───── Task data

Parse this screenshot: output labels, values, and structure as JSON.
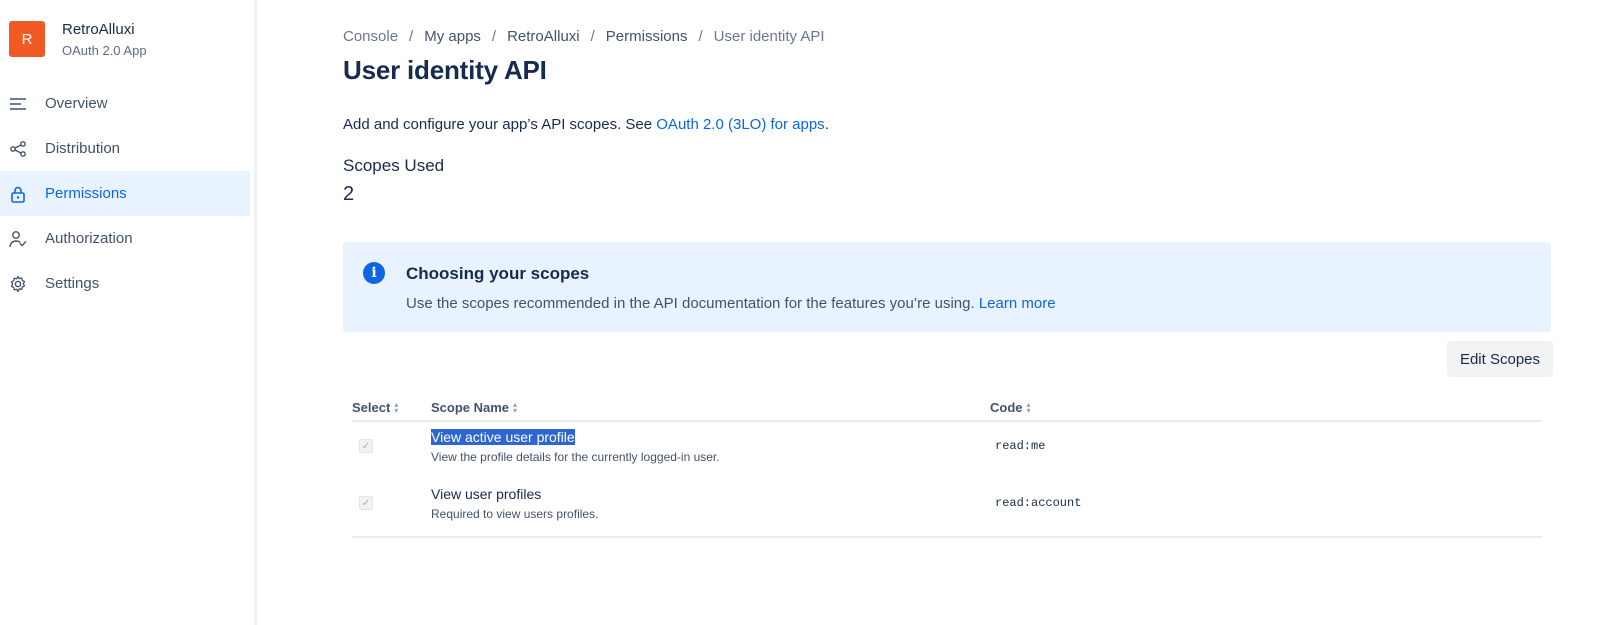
{
  "app": {
    "avatar_letter": "R",
    "name": "RetroAlluxi",
    "type": "OAuth 2.0 App",
    "avatar_color": "#f15a24"
  },
  "sidebar": {
    "items": [
      {
        "label": "Overview",
        "icon": "menu-lines-icon"
      },
      {
        "label": "Distribution",
        "icon": "share-icon"
      },
      {
        "label": "Permissions",
        "icon": "lock-icon",
        "active": true
      },
      {
        "label": "Authorization",
        "icon": "user-check-icon"
      },
      {
        "label": "Settings",
        "icon": "gear-icon"
      }
    ]
  },
  "breadcrumb": [
    "Console",
    "My apps",
    "RetroAlluxi",
    "Permissions",
    "User identity API"
  ],
  "breadcrumb_sep": "/",
  "page_title": "User identity API",
  "description": {
    "text": "Add and configure your app’s API scopes. See ",
    "link": "OAuth 2.0 (3LO) for apps",
    "suffix": "."
  },
  "scopes_used": {
    "label": "Scopes Used",
    "count": "2"
  },
  "info_panel": {
    "icon": "i",
    "title": "Choosing your scopes",
    "text": "Use the scopes recommended in the API documentation for the features you’re using. ",
    "link": "Learn more"
  },
  "edit_scopes_label": "Edit Scopes",
  "table": {
    "columns": [
      "Select",
      "Scope Name",
      "Code"
    ],
    "rows": [
      {
        "name": "View active user profile",
        "desc": "View the profile details for the currently logged-in user.",
        "code": "read:me",
        "checked": true,
        "name_selected": true
      },
      {
        "name": "View user profiles",
        "desc": "Required to view users profiles.",
        "code": "read:account",
        "checked": true
      }
    ]
  },
  "colors": {
    "accent": "#0c66e4",
    "active_bg": "#e9f2ff",
    "info_bg": "#e9f2ff"
  }
}
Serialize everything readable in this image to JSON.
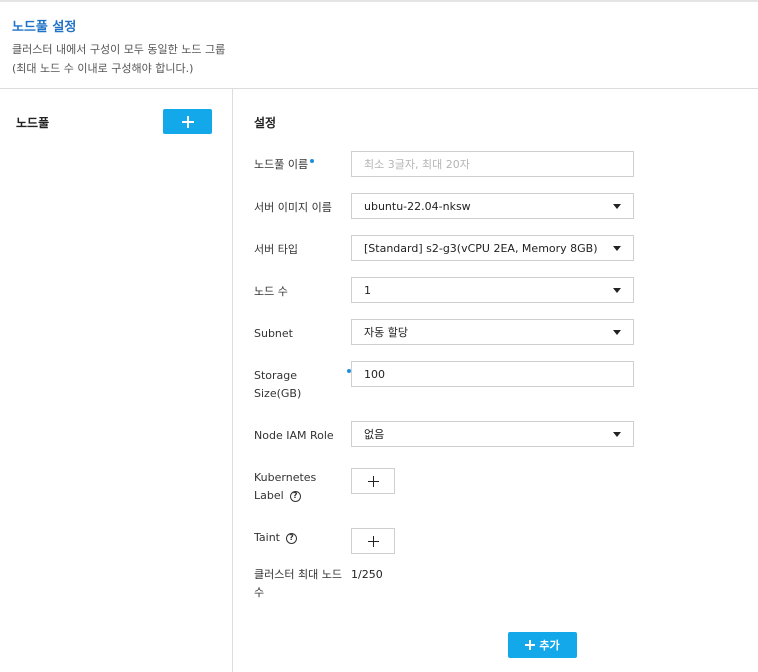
{
  "header": {
    "title": "노드풀 설정",
    "desc_line1": "클러스터 내에서 구성이 모두 동일한 노드 그룹",
    "desc_line2": "(최대 노드 수 이내로 구성해야 합니다.)"
  },
  "left": {
    "title": "노드풀"
  },
  "settings": {
    "title": "설정",
    "nodepool_name": {
      "label": "노드풀 이름",
      "placeholder": "최소 3글자, 최대 20자",
      "value": ""
    },
    "server_image": {
      "label": "서버 이미지 이름",
      "value": "ubuntu-22.04-nksw"
    },
    "server_type": {
      "label": "서버 타입",
      "value": "[Standard] s2-g3(vCPU 2EA, Memory 8GB)"
    },
    "node_count": {
      "label": "노드 수",
      "value": "1"
    },
    "subnet": {
      "label": "Subnet",
      "value": "자동 할당"
    },
    "storage": {
      "label_line1": "Storage",
      "label_line2": "Size(GB)",
      "value": "100"
    },
    "iam_role": {
      "label": "Node IAM Role",
      "value": "없음"
    },
    "k8s_label": {
      "label_line1": "Kubernetes",
      "label_line2": "Label"
    },
    "taint": {
      "label": "Taint"
    },
    "max_nodes": {
      "label_line1": "클러스터 최대 노드",
      "label_line2": "수",
      "value": "1/250"
    },
    "submit_label": "추가"
  },
  "colors": {
    "accent": "#12a8ea",
    "title_blue": "#1f73c7",
    "required_dot": "#1f8fe0"
  }
}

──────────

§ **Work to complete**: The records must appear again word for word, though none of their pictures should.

§ **Output**:
Parse this screenshot: output labels, values, and structure as JSON.
{
  "app": {
    "avatar_letter": "R",
    "name": "RetroAlluxi",
    "type": "OAuth 2.0 App",
    "avatar_color": "#f15a24"
  },
  "sidebar": {
    "items": [
      {
        "label": "Overview",
        "icon": "menu-lines-icon"
      },
      {
        "label": "Distribution",
        "icon": "share-icon"
      },
      {
        "label": "Permissions",
        "icon": "lock-icon",
        "active": true
      },
      {
        "label": "Authorization",
        "icon": "user-check-icon"
      },
      {
        "label": "Settings",
        "icon": "gear-icon"
      }
    ]
  },
  "breadcrumb": [
    "Console",
    "My apps",
    "RetroAlluxi",
    "Permissions",
    "User identity API"
  ],
  "breadcrumb_sep": "/",
  "page_title": "User identity API",
  "description": {
    "text": "Add and configure your app’s API scopes. See ",
    "link": "OAuth 2.0 (3LO) for apps",
    "suffix": "."
  },
  "scopes_used": {
    "label": "Scopes Used",
    "count": "2"
  },
  "info_panel": {
    "icon": "i",
    "title": "Choosing your scopes",
    "text": "Use the scopes recommended in the API documentation for the features you’re using. ",
    "link": "Learn more"
  },
  "edit_scopes_label": "Edit Scopes",
  "table": {
    "columns": [
      "Select",
      "Scope Name",
      "Code"
    ],
    "rows": [
      {
        "name": "View active user profile",
        "desc": "View the profile details for the currently logged-in user.",
        "code": "read:me",
        "checked": true,
        "name_selected": true
      },
      {
        "name": "View user profiles",
        "desc": "Required to view users profiles.",
        "code": "read:account",
        "checked": true
      }
    ]
  },
  "colors": {
    "accent": "#0c66e4",
    "active_bg": "#e9f2ff",
    "info_bg": "#e9f2ff"
  }
}
Serialize everything readable in this image to JSON.
{
  "header": {
    "title": "노드풀 설정",
    "desc_line1": "클러스터 내에서 구성이 모두 동일한 노드 그룹",
    "desc_line2": "(최대 노드 수 이내로 구성해야 합니다.)"
  },
  "left": {
    "title": "노드풀"
  },
  "settings": {
    "title": "설정",
    "nodepool_name": {
      "label": "노드풀 이름",
      "placeholder": "최소 3글자, 최대 20자",
      "value": ""
    },
    "server_image": {
      "label": "서버 이미지 이름",
      "value": "ubuntu-22.04-nksw"
    },
    "server_type": {
      "label": "서버 타입",
      "value": "[Standard] s2-g3(vCPU 2EA, Memory 8GB)"
    },
    "node_count": {
      "label": "노드 수",
      "value": "1"
    },
    "subnet": {
      "label": "Subnet",
      "value": "자동 할당"
    },
    "storage": {
      "label_line1": "Storage",
      "label_line2": "Size(GB)",
      "value": "100"
    },
    "iam_role": {
      "label": "Node IAM Role",
      "value": "없음"
    },
    "k8s_label": {
      "label_line1": "Kubernetes",
      "label_line2": "Label"
    },
    "taint": {
      "label": "Taint"
    },
    "max_nodes": {
      "label_line1": "클러스터 최대 노드",
      "label_line2": "수",
      "value": "1/250"
    },
    "submit_label": "추가"
  },
  "colors": {
    "accent": "#12a8ea",
    "title_blue": "#1f73c7",
    "required_dot": "#1f8fe0"
  }
}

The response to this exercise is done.